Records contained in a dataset
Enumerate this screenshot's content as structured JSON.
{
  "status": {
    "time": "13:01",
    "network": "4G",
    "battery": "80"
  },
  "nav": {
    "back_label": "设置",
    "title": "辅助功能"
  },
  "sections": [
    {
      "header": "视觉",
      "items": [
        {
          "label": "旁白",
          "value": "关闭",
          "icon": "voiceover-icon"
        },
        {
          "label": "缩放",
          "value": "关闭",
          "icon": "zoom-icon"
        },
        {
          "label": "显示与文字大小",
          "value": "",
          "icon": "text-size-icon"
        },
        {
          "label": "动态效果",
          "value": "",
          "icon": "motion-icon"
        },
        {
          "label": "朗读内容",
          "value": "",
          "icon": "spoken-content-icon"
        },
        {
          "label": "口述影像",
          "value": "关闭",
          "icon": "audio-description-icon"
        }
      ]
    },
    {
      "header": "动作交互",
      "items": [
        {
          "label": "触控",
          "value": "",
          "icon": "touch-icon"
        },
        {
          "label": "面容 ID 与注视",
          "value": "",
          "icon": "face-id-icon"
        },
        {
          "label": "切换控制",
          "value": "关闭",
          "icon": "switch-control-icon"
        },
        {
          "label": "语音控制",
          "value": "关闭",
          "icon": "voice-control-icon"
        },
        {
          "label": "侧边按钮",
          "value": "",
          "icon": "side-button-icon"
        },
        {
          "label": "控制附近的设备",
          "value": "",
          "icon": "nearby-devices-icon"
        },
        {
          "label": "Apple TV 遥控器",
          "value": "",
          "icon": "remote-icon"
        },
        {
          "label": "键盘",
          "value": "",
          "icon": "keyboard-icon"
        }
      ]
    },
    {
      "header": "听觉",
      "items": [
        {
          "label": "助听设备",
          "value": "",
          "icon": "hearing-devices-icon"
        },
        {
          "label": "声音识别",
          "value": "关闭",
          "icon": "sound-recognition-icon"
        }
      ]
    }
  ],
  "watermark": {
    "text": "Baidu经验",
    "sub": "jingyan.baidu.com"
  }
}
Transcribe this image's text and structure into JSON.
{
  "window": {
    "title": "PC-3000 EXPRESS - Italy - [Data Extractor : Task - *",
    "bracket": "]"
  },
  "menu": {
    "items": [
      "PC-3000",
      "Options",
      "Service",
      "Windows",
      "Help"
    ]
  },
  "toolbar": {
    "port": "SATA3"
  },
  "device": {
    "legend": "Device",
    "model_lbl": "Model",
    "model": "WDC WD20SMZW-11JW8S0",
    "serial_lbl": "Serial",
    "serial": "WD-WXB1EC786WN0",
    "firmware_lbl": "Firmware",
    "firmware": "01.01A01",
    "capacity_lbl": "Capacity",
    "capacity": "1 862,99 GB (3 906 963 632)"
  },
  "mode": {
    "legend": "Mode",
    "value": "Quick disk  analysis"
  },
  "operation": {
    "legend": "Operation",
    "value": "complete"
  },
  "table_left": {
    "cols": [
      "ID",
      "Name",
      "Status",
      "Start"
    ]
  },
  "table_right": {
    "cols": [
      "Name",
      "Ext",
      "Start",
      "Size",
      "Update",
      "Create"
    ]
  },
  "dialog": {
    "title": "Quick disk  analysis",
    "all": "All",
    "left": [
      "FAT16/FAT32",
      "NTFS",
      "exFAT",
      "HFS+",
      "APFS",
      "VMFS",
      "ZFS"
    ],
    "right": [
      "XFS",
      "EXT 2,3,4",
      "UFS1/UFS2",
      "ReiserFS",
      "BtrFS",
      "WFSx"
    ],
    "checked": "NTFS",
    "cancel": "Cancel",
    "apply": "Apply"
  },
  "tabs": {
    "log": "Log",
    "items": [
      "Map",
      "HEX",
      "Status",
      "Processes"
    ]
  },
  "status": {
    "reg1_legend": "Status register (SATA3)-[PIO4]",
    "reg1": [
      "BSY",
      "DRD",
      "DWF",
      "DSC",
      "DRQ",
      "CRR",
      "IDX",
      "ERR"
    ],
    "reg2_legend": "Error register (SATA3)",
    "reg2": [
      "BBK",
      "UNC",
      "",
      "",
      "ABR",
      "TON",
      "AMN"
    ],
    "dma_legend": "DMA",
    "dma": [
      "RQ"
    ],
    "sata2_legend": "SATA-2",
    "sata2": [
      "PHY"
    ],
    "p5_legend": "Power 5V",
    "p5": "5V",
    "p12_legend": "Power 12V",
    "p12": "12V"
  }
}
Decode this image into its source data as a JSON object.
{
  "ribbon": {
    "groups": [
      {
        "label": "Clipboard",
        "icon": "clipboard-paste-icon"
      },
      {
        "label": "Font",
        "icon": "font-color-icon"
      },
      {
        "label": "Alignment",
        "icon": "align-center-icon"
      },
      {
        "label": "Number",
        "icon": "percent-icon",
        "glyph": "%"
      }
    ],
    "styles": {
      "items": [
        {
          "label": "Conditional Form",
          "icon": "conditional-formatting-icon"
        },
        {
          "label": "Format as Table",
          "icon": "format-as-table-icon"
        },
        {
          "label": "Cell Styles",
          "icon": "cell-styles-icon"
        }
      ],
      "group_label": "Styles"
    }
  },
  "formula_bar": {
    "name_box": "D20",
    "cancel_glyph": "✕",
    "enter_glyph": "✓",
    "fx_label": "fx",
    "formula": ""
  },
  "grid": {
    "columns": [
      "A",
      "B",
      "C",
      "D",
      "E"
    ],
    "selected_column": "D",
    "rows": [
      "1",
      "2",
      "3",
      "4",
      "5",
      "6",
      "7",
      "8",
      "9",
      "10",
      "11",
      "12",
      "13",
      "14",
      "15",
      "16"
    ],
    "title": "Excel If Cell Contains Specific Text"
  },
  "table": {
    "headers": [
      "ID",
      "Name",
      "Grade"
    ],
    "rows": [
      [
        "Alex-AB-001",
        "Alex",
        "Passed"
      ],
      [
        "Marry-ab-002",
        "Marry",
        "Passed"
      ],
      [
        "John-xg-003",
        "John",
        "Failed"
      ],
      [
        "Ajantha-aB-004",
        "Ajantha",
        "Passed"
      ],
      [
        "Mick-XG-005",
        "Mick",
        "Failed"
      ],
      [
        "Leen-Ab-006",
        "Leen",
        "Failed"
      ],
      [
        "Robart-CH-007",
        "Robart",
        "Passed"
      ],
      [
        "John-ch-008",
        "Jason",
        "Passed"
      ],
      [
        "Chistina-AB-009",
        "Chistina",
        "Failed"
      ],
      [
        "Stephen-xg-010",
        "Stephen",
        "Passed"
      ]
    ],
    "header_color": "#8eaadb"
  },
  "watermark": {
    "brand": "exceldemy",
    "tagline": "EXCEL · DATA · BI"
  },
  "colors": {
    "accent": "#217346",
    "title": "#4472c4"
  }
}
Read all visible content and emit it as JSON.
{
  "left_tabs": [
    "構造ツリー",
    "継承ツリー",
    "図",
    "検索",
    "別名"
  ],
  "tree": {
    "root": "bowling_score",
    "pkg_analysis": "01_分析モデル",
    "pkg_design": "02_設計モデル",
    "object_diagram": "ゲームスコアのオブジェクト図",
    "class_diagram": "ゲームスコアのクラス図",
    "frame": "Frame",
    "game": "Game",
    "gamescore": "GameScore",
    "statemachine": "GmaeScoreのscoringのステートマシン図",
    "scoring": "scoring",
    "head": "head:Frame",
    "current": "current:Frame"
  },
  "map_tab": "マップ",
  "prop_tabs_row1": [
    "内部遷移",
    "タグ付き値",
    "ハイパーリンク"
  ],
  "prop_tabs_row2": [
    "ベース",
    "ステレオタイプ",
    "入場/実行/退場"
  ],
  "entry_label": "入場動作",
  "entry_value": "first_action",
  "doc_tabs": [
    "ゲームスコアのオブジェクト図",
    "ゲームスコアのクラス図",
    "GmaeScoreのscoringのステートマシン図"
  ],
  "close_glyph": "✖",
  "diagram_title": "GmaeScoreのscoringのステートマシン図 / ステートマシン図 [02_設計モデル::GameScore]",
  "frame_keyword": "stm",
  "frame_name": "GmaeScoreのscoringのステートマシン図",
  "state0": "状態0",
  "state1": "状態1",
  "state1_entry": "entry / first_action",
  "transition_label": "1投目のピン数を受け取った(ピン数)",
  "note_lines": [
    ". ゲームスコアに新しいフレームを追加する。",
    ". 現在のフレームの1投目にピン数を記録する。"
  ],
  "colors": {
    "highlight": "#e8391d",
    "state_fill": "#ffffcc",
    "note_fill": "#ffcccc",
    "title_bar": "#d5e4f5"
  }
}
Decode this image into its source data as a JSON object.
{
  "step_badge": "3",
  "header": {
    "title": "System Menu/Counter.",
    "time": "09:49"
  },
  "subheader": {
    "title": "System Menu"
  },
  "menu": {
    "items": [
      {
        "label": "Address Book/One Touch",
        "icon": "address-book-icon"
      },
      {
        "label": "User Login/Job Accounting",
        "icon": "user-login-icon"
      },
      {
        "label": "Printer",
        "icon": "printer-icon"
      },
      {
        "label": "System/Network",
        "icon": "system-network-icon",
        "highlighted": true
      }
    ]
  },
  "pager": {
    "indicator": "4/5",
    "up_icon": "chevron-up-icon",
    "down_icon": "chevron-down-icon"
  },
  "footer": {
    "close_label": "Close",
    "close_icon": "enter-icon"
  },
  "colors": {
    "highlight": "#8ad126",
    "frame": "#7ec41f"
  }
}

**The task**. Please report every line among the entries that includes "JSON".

**Response to the task**.
Enumerate this screenshot's content as structured JSON.
Transcribe this image's text and structure into JSON.
Decode this image into its source data as a JSON object.
Read all visible content and emit it as JSON.
Decode this image into its source data as a JSON object.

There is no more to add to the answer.